Single family homes on spacious lots may feature unadorned picture windows to provide an unobstructed view from the bathtub, and city dwellers with an exhibitionist streak sometimes leave their windows bare. But most people whose bathroom windows face the street, neighbors, or even just the great outdoors prefer a bit of privacy in a room devoted to attending to hygiene. Choosing the best window treatment to add privacy to your bathroom will depend on your budget, the style and type of windows that you have, and how much privacy you require.
“Adding privacy to a bathroom is key, especially when you're trying to create the ultimate oasis at home,” says Stoneside Blinds and Shades design consultant Jason Miller. The bathroom is also the wettest room in the house, making the choice of materials an issue. “The most important aspect to consider is moisture resistance as you want to ensure the materials that offer privacy to your windows won't mildew.”
Miller likes using roller shades with light-filtering fabric in the bathroom, which has become a go-to in many modern interiors. “A roller shade is like a frosted window, it lets in some natural light,” Miller says. “PVC or fiberglass materials are extremely easy to clean and will resist mildewing.”
Interior designer Erin Williamson of Erin Williamson Design likes to incorporate light filtering roller as well as roman-style shades. “Polyester blend materials don't sag with humidity, but they still offer a bit of softness in what is typically a hard edge room,” Williamson says. “Before ordering, check the view from the exterior at night to ensure total privacy.”
Roller shades range from simple white to highly decorative custom-made shades in any pattern, color, and various levels of transparency. They can be installed with drawstrings to open and close, or automated for push-button convenience. For a less expensive option, you can install roller shades in materials such as bamboo that will filter light while being light on your wallet and the environment.

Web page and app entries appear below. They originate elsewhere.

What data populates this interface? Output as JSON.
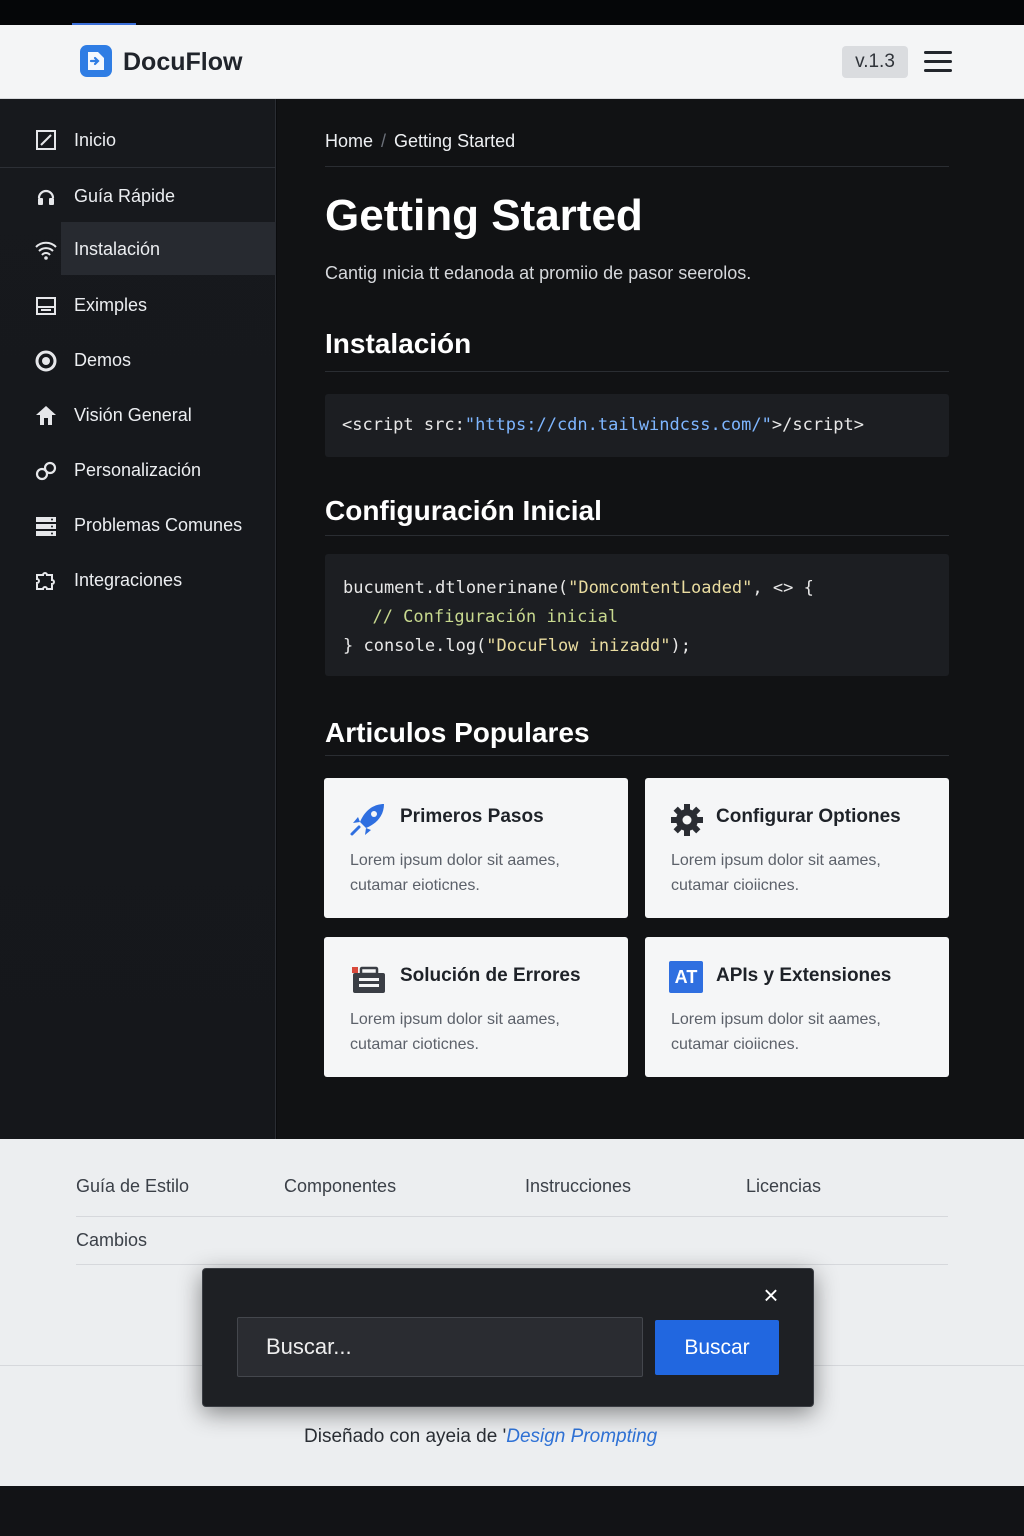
{
  "header": {
    "brand": "DocuFlow",
    "version": "v.1.3",
    "logo_icon": "document-arrow-icon",
    "menu_icon": "hamburger-icon"
  },
  "sidebar": {
    "items": [
      {
        "label": "Inicio",
        "icon": "edit-square-icon"
      },
      {
        "label": "Guía Rápide",
        "icon": "headset-icon"
      },
      {
        "label": "Instalación",
        "icon": "wifi-icon",
        "active": true
      },
      {
        "label": "Eximples",
        "icon": "window-icon"
      },
      {
        "label": "Demos",
        "icon": "ring-icon"
      },
      {
        "label": "Visión General",
        "icon": "house-up-icon"
      },
      {
        "label": "Personalización",
        "icon": "link-icon"
      },
      {
        "label": "Problemas Comunes",
        "icon": "server-icon"
      },
      {
        "label": "Integraciones",
        "icon": "puzzle-icon"
      }
    ]
  },
  "main": {
    "breadcrumb": {
      "home": "Home",
      "separator": "/",
      "current": "Getting Started"
    },
    "title": "Getting Started",
    "lead": "Cantig ınicia tt edanoda at promiio de pasor seerolos.",
    "install": {
      "heading": "Instalación",
      "code_prefix": "<script src:",
      "code_url": "\"https://cdn.tailwindcss.com/\"",
      "code_suffix": ">∕script>"
    },
    "config": {
      "heading": "Configuración Inicial",
      "line1_a": "bucument.dtlonerinane(",
      "line1_str": "\"DomcomtentLoaded\"",
      "line1_b": ", <> {",
      "line2": "  // Configuración inicial",
      "line3_a": "} console.log(",
      "line3_str": "\"DocuFlow inizadd\"",
      "line3_b": ");"
    },
    "popular": {
      "heading": "Articulos Populares",
      "cards": [
        {
          "title": "Primeros Pasos",
          "body": "Lorem ipsum dolor sit aames, cutamar eioticnes.",
          "icon": "rocket-icon"
        },
        {
          "title": "Configurar Optiones",
          "body": "Lorem ipsum dolor sit aames, cutamar cioiicnes.",
          "icon": "gear-icon"
        },
        {
          "title": "Solución de Errores",
          "body": "Lorem ipsum dolor sit aames, cutamar cioticnes.",
          "icon": "toolbox-icon"
        },
        {
          "title": "APIs y Extensiones",
          "body": "Lorem ipsum dolor sit aames, cutamar cioiicnes.",
          "icon": "at-badge-icon",
          "badge": "AT"
        }
      ]
    }
  },
  "footer": {
    "links": [
      "Guía de Estilo",
      "Componentes",
      "Instrucciones",
      "Licencias",
      "Cambios"
    ],
    "credit_prefix": "Diseñado con ayeia de '",
    "credit_link": "Design Prompting"
  },
  "search": {
    "placeholder": "Buscar...",
    "button": "Buscar",
    "close": "×"
  },
  "colors": {
    "accent": "#2167e0",
    "sidebar_bg": "#17191d",
    "main_bg": "#111214",
    "footer_bg": "#eceef0"
  }
}
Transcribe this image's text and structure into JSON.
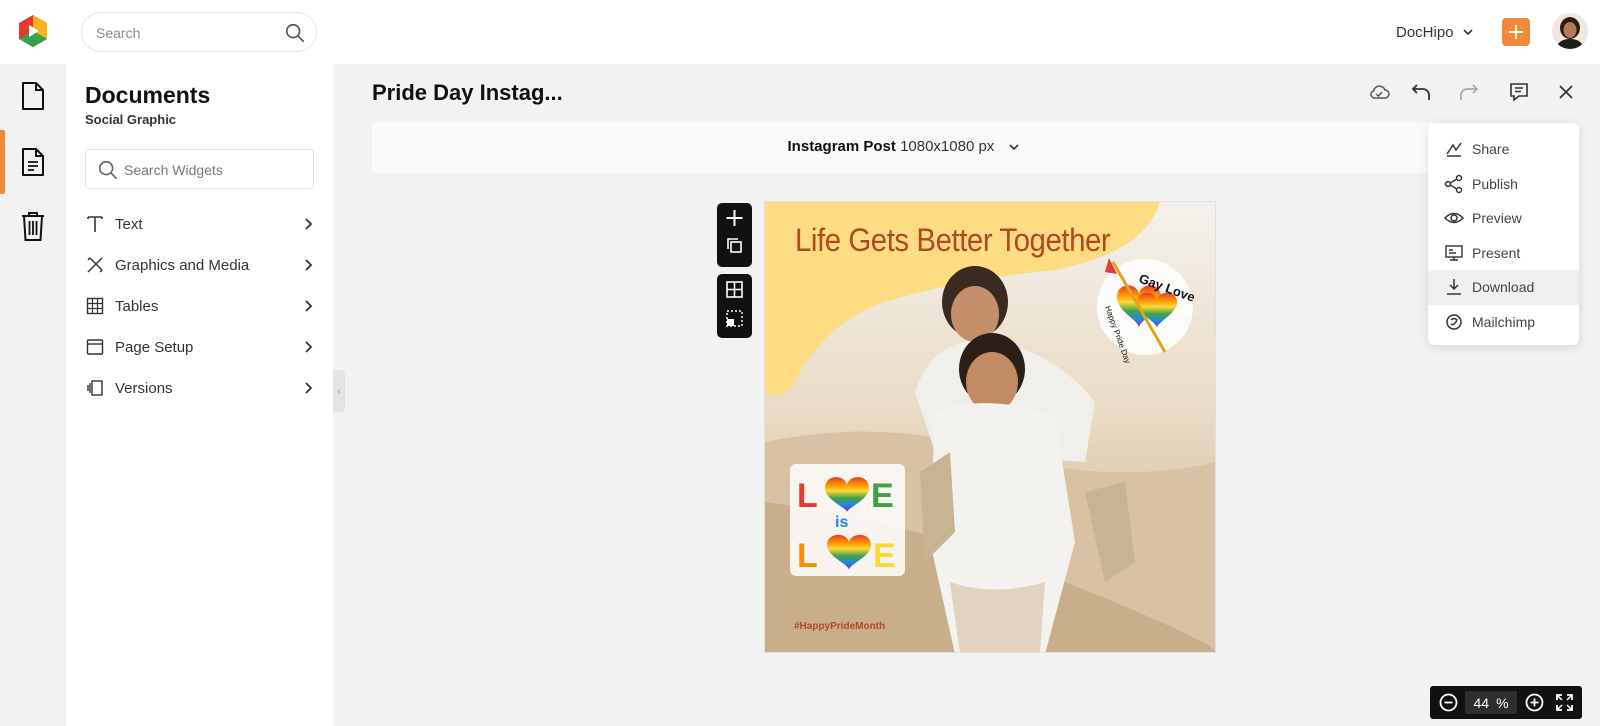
{
  "app": {
    "account_name": "DocHipo"
  },
  "search": {
    "placeholder": "Search"
  },
  "panel": {
    "title": "Documents",
    "subtitle": "Social Graphic",
    "widget_search_placeholder": "Search Widgets",
    "menu": [
      {
        "label": "Text",
        "icon": "text-icon"
      },
      {
        "label": "Graphics and Media",
        "icon": "graphics-icon"
      },
      {
        "label": "Tables",
        "icon": "table-icon"
      },
      {
        "label": "Page Setup",
        "icon": "page-setup-icon"
      },
      {
        "label": "Versions",
        "icon": "versions-icon"
      }
    ]
  },
  "document": {
    "title": "Pride Day Instag...",
    "size_name": "Instagram Post",
    "size_dims": "1080x1080 px"
  },
  "canvas": {
    "headline": "Life Gets Better Together",
    "hashtag": "#HappyPrideMonth",
    "sticker_left": "LOVE is LOVE",
    "sticker_right_top": "Gay Love",
    "sticker_right_sub": "Happy Pride Day"
  },
  "dropdown": {
    "items": [
      {
        "label": "Share",
        "icon": "share-icon"
      },
      {
        "label": "Publish",
        "icon": "publish-icon"
      },
      {
        "label": "Preview",
        "icon": "eye-icon"
      },
      {
        "label": "Present",
        "icon": "present-icon"
      },
      {
        "label": "Download",
        "icon": "download-icon",
        "highlighted": true
      },
      {
        "label": "Mailchimp",
        "icon": "mailchimp-icon"
      }
    ]
  },
  "zoom": {
    "value": "44",
    "unit": "%"
  },
  "colors": {
    "accent": "#f38a39",
    "headline": "#b24a21",
    "blob": "#fddc84"
  }
}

Blinds and Shutters
Another popular shade for bathrooms are inexpensive slatted blinds in materials that range from painted metal to wood and can be adjusted to let in more or less light according to the season and the weather. These won't win any beauty contests, but they can get the job done if the rest of the bathroom is well decorated and you keep them clean and neat. You can also install durable wooden shutters for a more elevated and classic look.
If you are renovating or building a house from scratch, the ultimate fix for preserving natural light but adding privacy to a bathroom—if preserving the view outside isn’t a priority—is to choose semi-opaque glass for bathroom windows.
“Bathrooms are by nature private spaces, but natural light is important both for aesthetics and to combat mold growth,” says Williamson. “Finding a way to dress windows for both privacy and light can be tricky, but there are many types of obscured glass that will do both.”
If you’re a renter or a homeowner who doesn’t have the desire or the budget to change the windows, Williamson suggests “cost conscious window films that are so much better looking than the old school films you may remember.” Inexpensive, hard-working window films can be cut for a custom fit. They come in a range of options, from plain to decorative, and some help block UV rays.
Curtains and Drapery
Installing a lightweight or gauzy half-curtain in the bathroom is an easy and time-tested way to add some privacy without blocking out too much light. But many experts caution against hanging drapery, particularly if it skims the floor. “You want to avoid drapery in a bathroom,” Miller cautions, “as the humid environment means it is prone to mildew and it won't provide as much privacy to the space either.”
If you're looking for a quick or temporary fix, there are plenty of creative DIY options for adding privacy to your bathroom window. Depending on the bathroom layout and available floor space, you can create privacy using a lightweight free-standing decorative screen or room divider in materials such as woven natural rattan or cane that will create privacy while allowing some light to flow in.
You can also create an eco-friendly, mood-lifting green screen made of plants. Add a ton of plants if you want to completely obscure the view, or just a few strategically placed pots on the sill depending on how much you want to block the view.
A deep-set window can act like a shadow box for a display that will double as a privacy shield. For example, you can install glass shelves and line them with glass bottles containing perfume, liquid soap, or loosely woven baskets that will still allow some light to penetrate while adding privacy.